Conclusion: Error.

Saved by the not so Dream Team

After Granado’s direct examination by Bugliosi the defense team cross examined him. They asked him about the bloody cloths, Atkins’ hair follicle test, the leather ‘laces’, 'benzadine' tests and practically everything else under the sun except any of the mistakes mentioned in this post. Not a single question.

When Granado took the stand on August 25, 1970 at least one of the members of that brain trust (sarcasm intended) called the defense team should have recognized that they had one serious problem: they needed to challenge Linda Kasabian’s testimony. Bugliosi was afraid this would happen, look at his quote above. He should have been right.

This witness, the state’s expert witness, the state’s scientist just told the jury Sharon Tate and Jay Sebring’s blood was on the front porch [subject for another post, by the way] and Frykowski’s was not, which means Sharon Tate and Jay Sebring were on that front porch and Frykowski was not. This is a win-win situation for the defense.

Garnado made a mistake, which allows them to argue ‘what other mistakes were made by the police and more importantly it allows them to attack Kasabian’s story directly.

It allows them to call into question a key piece of her narrative by placing two people on the porch where she only saw a third.

They would have had to have set up the testimony through Kasabian but could have done that by simply having her reiterate her story on cross examination.
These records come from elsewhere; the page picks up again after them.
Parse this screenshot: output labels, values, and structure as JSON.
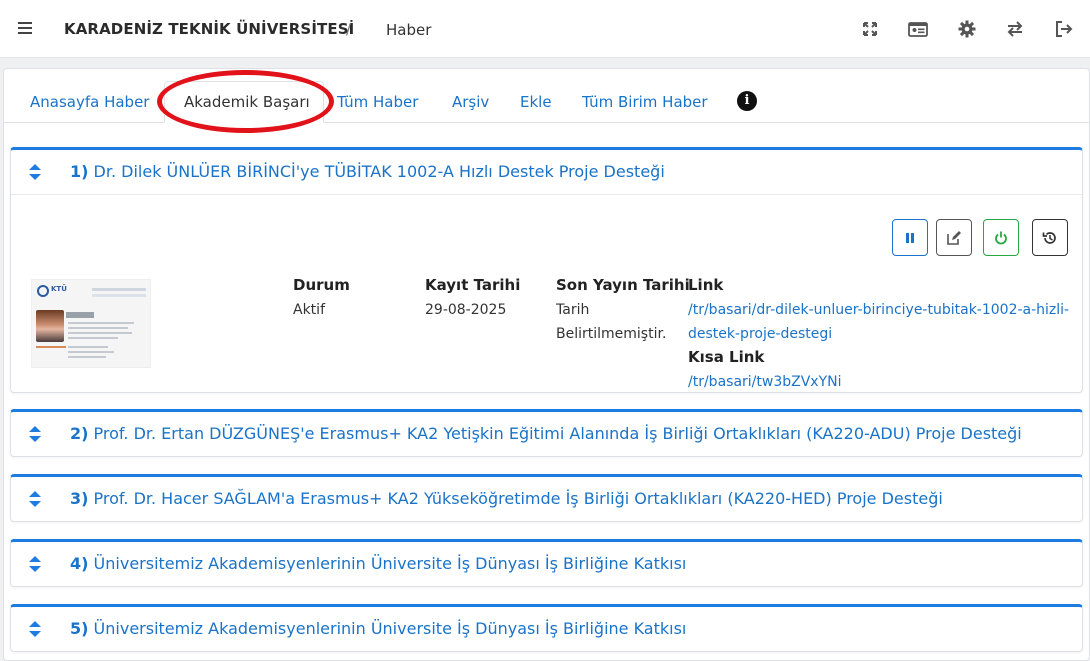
{
  "header": {
    "org_name": "KARADENİZ TEKNİK ÜNİVERSİTESİ",
    "separator": "/",
    "breadcrumb": "Haber",
    "icons": [
      "fullscreen-icon",
      "id-card-icon",
      "gear-icon",
      "switch-icon",
      "logout-icon"
    ]
  },
  "tabs": [
    {
      "label": "Anasayfa Haber"
    },
    {
      "label": "Akademik Başarı",
      "active": true
    },
    {
      "label": "Tüm Haber"
    },
    {
      "label": "Arşiv"
    },
    {
      "label": "Ekle"
    },
    {
      "label": "Tüm Birim Haber"
    }
  ],
  "info_icon_glyph": "i",
  "items": [
    {
      "number": "1)",
      "title": "Dr. Dilek ÜNLÜER BİRİNCİ'ye TÜBİTAK 1002-A Hızlı Destek Proje Desteği",
      "expanded": true,
      "thumbnail": {
        "logo_text": "KTÜ"
      },
      "durum_label": "Durum",
      "durum_value": "Aktif",
      "kayit_label": "Kayıt Tarihi",
      "kayit_value": "29-08-2025",
      "yayin_label": "Son Yayın Tarihi",
      "yayin_value_1": "Tarih",
      "yayin_value_2": "Belirtilmemiştir.",
      "link_label": "Link",
      "link_value_1": "/tr/basari/dr-dilek-unluer-birinciye-tubitak-1002-a-hizli-",
      "link_value_2": "destek-proje-destegi",
      "short_link_label": "Kısa Link",
      "short_link_value": "/tr/basari/tw3bZVxYNi"
    },
    {
      "number": "2)",
      "title": "Prof. Dr. Ertan DÜZGÜNEŞ'e Erasmus+ KA2 Yetişkin Eğitimi Alanında İş Birliği Ortaklıkları (KA220-ADU) Proje Desteği"
    },
    {
      "number": "3)",
      "title": "Prof. Dr. Hacer SAĞLAM'a Erasmus+ KA2 Yükseköğretimde İş Birliği Ortaklıkları (KA220-HED) Proje Desteği"
    },
    {
      "number": "4)",
      "title": "Üniversitemiz Akademisyenlerinin Üniversite İş Dünyası İş Birliğine Katkısı"
    },
    {
      "number": "5)",
      "title": "Üniversitemiz Akademisyenlerinin Üniversite İş Dünyası İş Birliğine Katkısı"
    }
  ],
  "colors": {
    "accent": "#1a73c8",
    "accordion_border": "#1e7be0",
    "highlight": "#e2121a",
    "power_green": "#28a745"
  }
}
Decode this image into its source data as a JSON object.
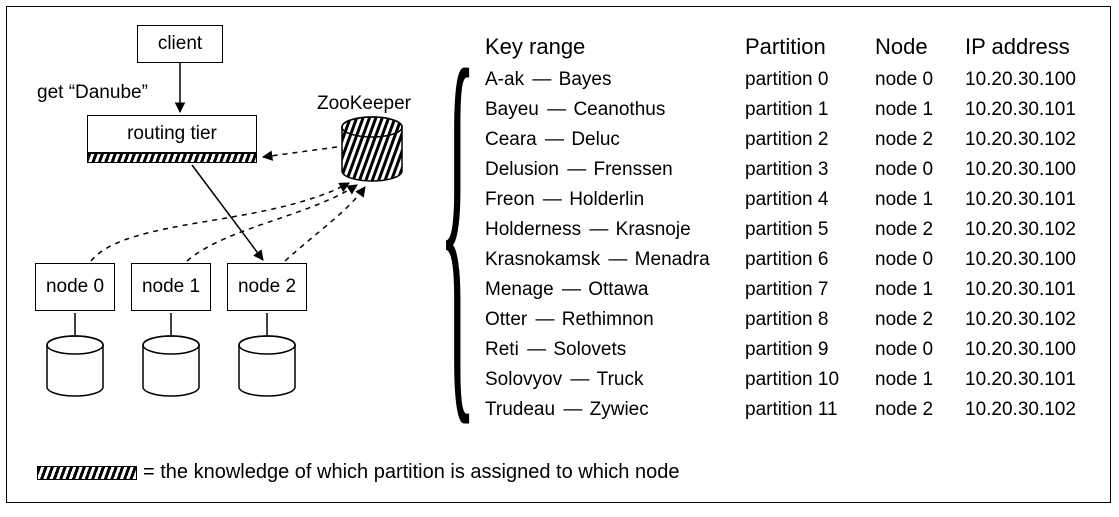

They saw the blood report in advance. They knew what Granado had to say when he took the stand.

It is actually rather simple: just have her repeat her story on cross examination:

She left the immediate crime scene and then supposedly returned. You do this to set up the thought that she didn’t, in fact, return. You do that because the Granada evidence contradicts her.

Then place her standing at the “LK arrow". From there she could see the porch clearly.

Then get her to confirm she didn’t see what the state’s expert will say must have happened.

Granado on cross examination then says that the one person Kasabian says she saw on the front porch wasn’t there. Where’s Frykowski’s blood?

Instead they did nothing. Why? Well, Fitzgerald tells us why:

Bugliosi: Your Honor, that is a misstatement now. I think Mr. Fitzgerald knows when you say ‘animal,” you are not referring to a human being. I am going to object o that ground. It is a deliberate effort, I think, to get this witness confused.

Mr. Fitzgerald: I don’t know enough to confuse him.

The Court: Overruled.

[Aside: At the very end of Granado's testimony the following discussion ensues.

Mr. Kanarek: Your Honor, before he is excused may we approach the bench, Your Honor?
The Court: Very well.

Kanarek: I would make a motion and request that Mr. manson be allowed to ask the witness several questions in connection with this matter.
The Court: Why?
Kanarek: Well, I think—I think this evidence is very vital to Mr. Manson’s case—it obviously involves material wherein—
The Court: That is not my point. What I am asking you is, why should he be permitted to ask questions rather than you?
Mr. Kanarek: Because of the right to effective counsel, your Honor. [Given Kanarek’s performance a very good point.]

The Court: Any reason you cannot ask the questions?
Mr. Kanarek: No, but he has a desire to do this. I can see no harm coming by asking the questions, a couple of questions of this witness. [It certainly can't be worse then you four.]

The Court: The motion is denied.

Maybe Manson was the only one to recognize the problems with Granado's testimony.]

Bugliosi exaggerated the mistakes made by the police in Helter Skelter. He later takes credit for fixing the problems or avoiding their impact at trial or uses them to demonstrate how much more difficult his task was in securing a conviction because of police errors. Did the police make errors? Yes, they did. But they didn’t make several of those claimed by Bugliosi.

Pax Vobiscum